---- PROVIDED DATA

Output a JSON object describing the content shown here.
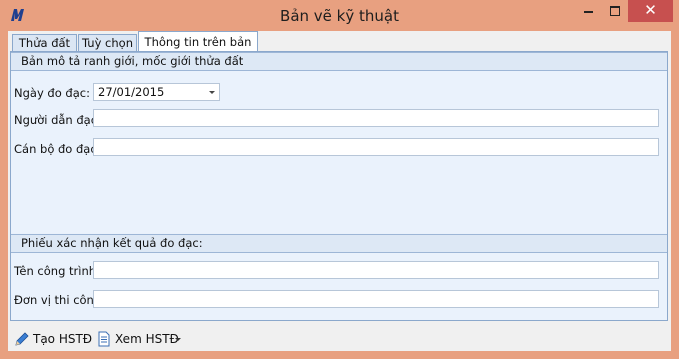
{
  "window": {
    "title": "Bản vẽ kỹ thuật",
    "close_symbol": "✕",
    "accent": "#e8a080",
    "close_color": "#c7504f"
  },
  "tabs": [
    {
      "label": "Thửa đất",
      "active": false
    },
    {
      "label": "Tuỳ chọn",
      "active": false
    },
    {
      "label": "Thông tin trên bản vẽ",
      "active": true
    }
  ],
  "group1": {
    "header": "Bản mô tả ranh giới, mốc giới thửa đất",
    "survey_date_label": "Ngày đo đạc:",
    "survey_date_value": "27/01/2015",
    "guide_label": "Người dẫn đạc:",
    "guide_value": "",
    "surveyor_label": "Cán bộ đo đạc:",
    "surveyor_value": ""
  },
  "group2": {
    "header": "Phiếu xác nhận kết quả đo đạc:",
    "project_label": "Tên công trình:",
    "project_value": "",
    "contractor_label": "Đơn vị thi công:",
    "contractor_value": ""
  },
  "toolbar": {
    "create_label": "Tạo HSTĐ",
    "create_icon": "pencil-icon",
    "view_label": "Xem HSTĐ",
    "view_icon": "document-icon"
  }
}
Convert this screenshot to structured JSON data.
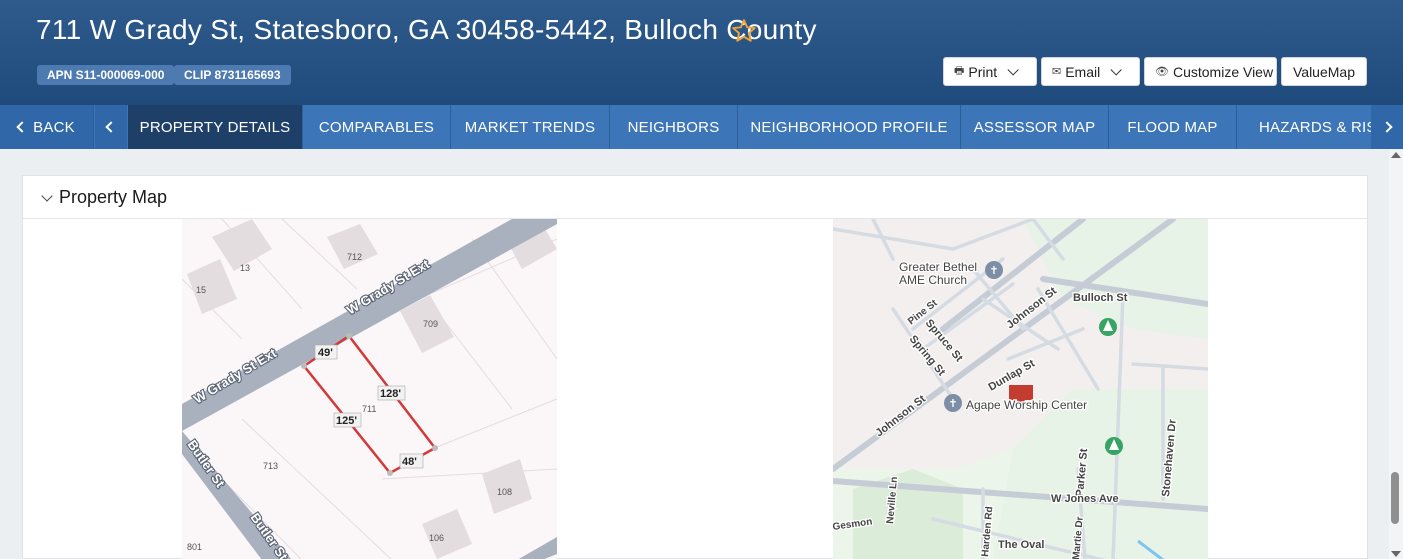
{
  "header": {
    "address": "711 W Grady St, Statesboro, GA 30458-5442, Bulloch County",
    "apn": "APN S11-000069-000",
    "clip": "CLIP 8731165693",
    "buttons": {
      "print": "Print",
      "email": "Email",
      "customize": "Customize View",
      "valuemap": "ValueMap"
    },
    "colors": {
      "header_bg": "#2a5587",
      "tab_bg": "#3d76b8",
      "active_tab": "#1e3f68",
      "star": "#e8a33c"
    }
  },
  "tabs": {
    "back": "BACK",
    "items": [
      "PROPERTY DETAILS",
      "COMPARABLES",
      "MARKET TRENDS",
      "NEIGHBORS",
      "NEIGHBORHOOD PROFILE",
      "ASSESSOR MAP",
      "FLOOD MAP",
      "HAZARDS & RISK"
    ],
    "active": "PROPERTY DETAILS"
  },
  "section": {
    "title": "Property Map"
  },
  "parcel_map": {
    "streets": [
      "W Grady St Ext",
      "W Grady St Ext",
      "Butler St",
      "Butler St"
    ],
    "lots": [
      "13",
      "712",
      "15",
      "709",
      "711",
      "713",
      "108",
      "106",
      "801"
    ],
    "dimensions": [
      "49'",
      "128'",
      "125'",
      "48'"
    ]
  },
  "street_map": {
    "labels": {
      "church": "Greater Bethel\nAME Church",
      "bulloch": "Bulloch St",
      "johnson1": "Johnson St",
      "johnson2": "Johnson St",
      "pine": "Pine St",
      "spruce": "Spruce St",
      "spring": "Spring St",
      "dunlap": "Dunlap St",
      "agape": "Agape Worship Center",
      "stonehaven": "Stonehaven Dr",
      "parker": "Parker St",
      "jones": "W Jones Ave",
      "neville": "Neville Ln",
      "harden": "Harden Rd",
      "martie": "Martie Dr",
      "oval": "The Oval",
      "gesmon": "Gesmon"
    }
  }
}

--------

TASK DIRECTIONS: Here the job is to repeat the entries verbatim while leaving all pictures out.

RESPONSE TO THIS EXERCISE:
Output a JSON object describing the content shown here.
{
  "window": {
    "title": "Bản vẽ kỹ thuật",
    "close_symbol": "✕",
    "accent": "#e8a080",
    "close_color": "#c7504f"
  },
  "tabs": [
    {
      "label": "Thửa đất",
      "active": false
    },
    {
      "label": "Tuỳ chọn",
      "active": false
    },
    {
      "label": "Thông tin trên bản vẽ",
      "active": true
    }
  ],
  "group1": {
    "header": "Bản mô tả ranh giới, mốc giới thửa đất",
    "survey_date_label": "Ngày đo đạc:",
    "survey_date_value": "27/01/2015",
    "guide_label": "Người dẫn đạc:",
    "guide_value": "",
    "surveyor_label": "Cán bộ đo đạc:",
    "surveyor_value": ""
  },
  "group2": {
    "header": "Phiếu xác nhận kết quả đo đạc:",
    "project_label": "Tên công trình:",
    "project_value": "",
    "contractor_label": "Đơn vị thi công:",
    "contractor_value": ""
  },
  "toolbar": {
    "create_label": "Tạo HSTĐ",
    "create_icon": "pencil-icon",
    "view_label": "Xem HSTĐ",
    "view_icon": "document-icon"
  }
}
Convert this screenshot to structured JSON data.
{
  "header": {
    "address": "711 W Grady St, Statesboro, GA 30458-5442, Bulloch County",
    "apn": "APN S11-000069-000",
    "clip": "CLIP 8731165693",
    "buttons": {
      "print": "Print",
      "email": "Email",
      "customize": "Customize View",
      "valuemap": "ValueMap"
    },
    "colors": {
      "header_bg": "#2a5587",
      "tab_bg": "#3d76b8",
      "active_tab": "#1e3f68",
      "star": "#e8a33c"
    }
  },
  "tabs": {
    "back": "BACK",
    "items": [
      "PROPERTY DETAILS",
      "COMPARABLES",
      "MARKET TRENDS",
      "NEIGHBORS",
      "NEIGHBORHOOD PROFILE",
      "ASSESSOR MAP",
      "FLOOD MAP",
      "HAZARDS & RISK"
    ],
    "active": "PROPERTY DETAILS"
  },
  "section": {
    "title": "Property Map"
  },
  "parcel_map": {
    "streets": [
      "W Grady St Ext",
      "W Grady St Ext",
      "Butler St",
      "Butler St"
    ],
    "lots": [
      "13",
      "712",
      "15",
      "709",
      "711",
      "713",
      "108",
      "106",
      "801"
    ],
    "dimensions": [
      "49'",
      "128'",
      "125'",
      "48'"
    ]
  },
  "street_map": {
    "labels": {
      "church": "Greater Bethel\nAME Church",
      "bulloch": "Bulloch St",
      "johnson1": "Johnson St",
      "johnson2": "Johnson St",
      "pine": "Pine St",
      "spruce": "Spruce St",
      "spring": "Spring St",
      "dunlap": "Dunlap St",
      "agape": "Agape Worship Center",
      "stonehaven": "Stonehaven Dr",
      "parker": "Parker St",
      "jones": "W Jones Ave",
      "neville": "Neville Ln",
      "harden": "Harden Rd",
      "martie": "Martie Dr",
      "oval": "The Oval",
      "gesmon": "Gesmon"
    }
  }
}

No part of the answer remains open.